Furthermore, when assessing the access to justice for the women in Pakistan the discussion cannot remain confined to access to the courts or tribunals that adjudicate or mediate. According to the UNDP definition “Access to justice entails much more than improving an individual’s access to courts or guaranteeing legal representation. It must be defined in terms of ensuring that legal and judicial outcomes are just and equitable.”18
Although the UNDP does expand the scope of the concept, it still remains too narrow an interpretation, although a very important component of access to justice. Access to justice has to be defined broadly to look beyond just the formal legal system and towards the non-state actors, those working outside the realm of the legal system that are also given the authority and called upon in most cases to be the bestowers of justice by the community, especially in the context of violence against women in Pakistan. The informal system of local tribunals guided by local and customary law are increasingly being approached by those disappointed by the formal system, to settle a variety of disputes, including women rights issues, and, therefore, cannot be ignored for the purposes of this paper.

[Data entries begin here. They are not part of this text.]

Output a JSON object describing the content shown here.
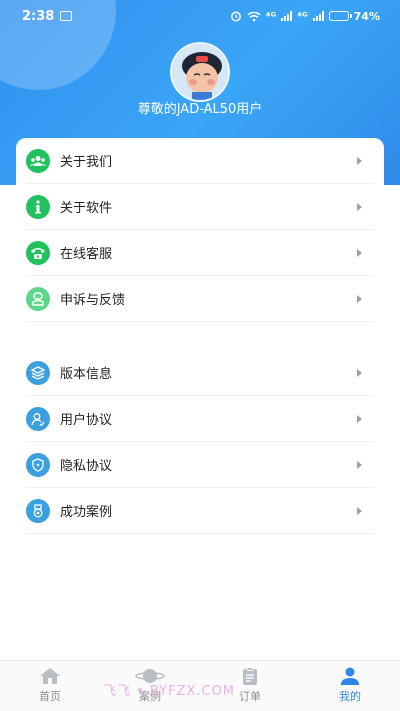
{
  "status_bar": {
    "time": "2:38",
    "network_a": "⁴ᴳ",
    "network_b": "⁴ᴳ",
    "battery": "74%",
    "battery_level": 0.74
  },
  "profile": {
    "username": "尊敬的JAD-AL50用户"
  },
  "menu_group_1": [
    {
      "label": "关于我们",
      "icon": "users-icon",
      "color": "#21c25e"
    },
    {
      "label": "关于软件",
      "icon": "info-icon",
      "color": "#21c25e"
    },
    {
      "label": "在线客服",
      "icon": "phone-icon",
      "color": "#21c25e"
    },
    {
      "label": "申诉与反馈",
      "icon": "feedback-icon",
      "color": "#5ed78a"
    }
  ],
  "menu_group_2": [
    {
      "label": "版本信息",
      "icon": "layers-icon",
      "color": "#3aa0e0"
    },
    {
      "label": "用户协议",
      "icon": "user-agreement-icon",
      "color": "#3aa0e0"
    },
    {
      "label": "隐私协议",
      "icon": "shield-icon",
      "color": "#3aa0e0"
    },
    {
      "label": "成功案例",
      "icon": "medal-icon",
      "color": "#3aa0e0"
    }
  ],
  "tabs": [
    {
      "label": "首页",
      "icon": "home-icon"
    },
    {
      "label": "案例",
      "icon": "planet-icon"
    },
    {
      "label": "订单",
      "icon": "clipboard-icon"
    },
    {
      "label": "我的",
      "icon": "person-icon",
      "active": true
    }
  ],
  "watermark": "飞飞 • BYFZX.COM",
  "accent_color": "#2f86e8"
}
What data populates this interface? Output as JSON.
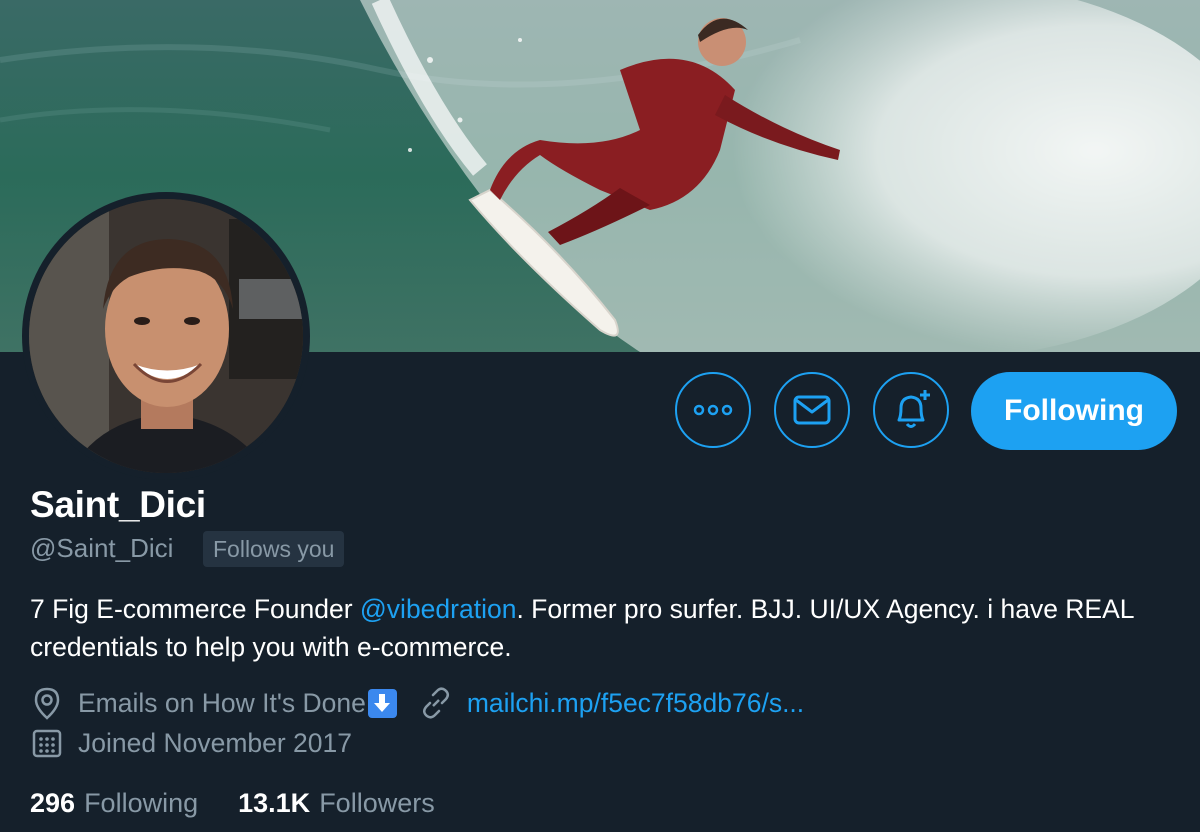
{
  "profile": {
    "name": "Saint_Dici",
    "handle": "@Saint_Dici",
    "follows_you_badge": "Follows you",
    "bio": {
      "before_mention": "7 Fig E-commerce Founder ",
      "mention": "@vibedration",
      "after_mention": ". Former pro surfer. BJJ. UI/UX Agency. i have REAL credentials to help you with e-commerce."
    },
    "location": "Emails on How It's Done",
    "location_emoji": "down-arrow-emoji",
    "website": "mailchi.mp/f5ec7f58db76/s...",
    "joined": "Joined November 2017",
    "following_count": "296",
    "following_label": "Following",
    "followers_count": "13.1K",
    "followers_label": "Followers"
  },
  "actions": {
    "more_icon": "more-dots-icon",
    "message_icon": "envelope-icon",
    "notify_icon": "bell-plus-icon",
    "follow_label": "Following"
  },
  "colors": {
    "background": "#15202b",
    "accent": "#1da1f2",
    "secondary_text": "#8899a6",
    "badge_bg": "#253341"
  }
}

The aim is to examine the various routes a victim of honour related violence might take to seek justice, so as to assess where the impediments within the available systems lie and what hurdles face women victims in particular. This study looks at the procedures, the formal laws, judicial pronouncements and the cultural rules that deal with such acts of violence, to highlight how the societal concept of women and their acceptable role in society has influenced the development of these institutions, both formal and informal, and the rules that govern them, particularly when dealing with honour related crimes.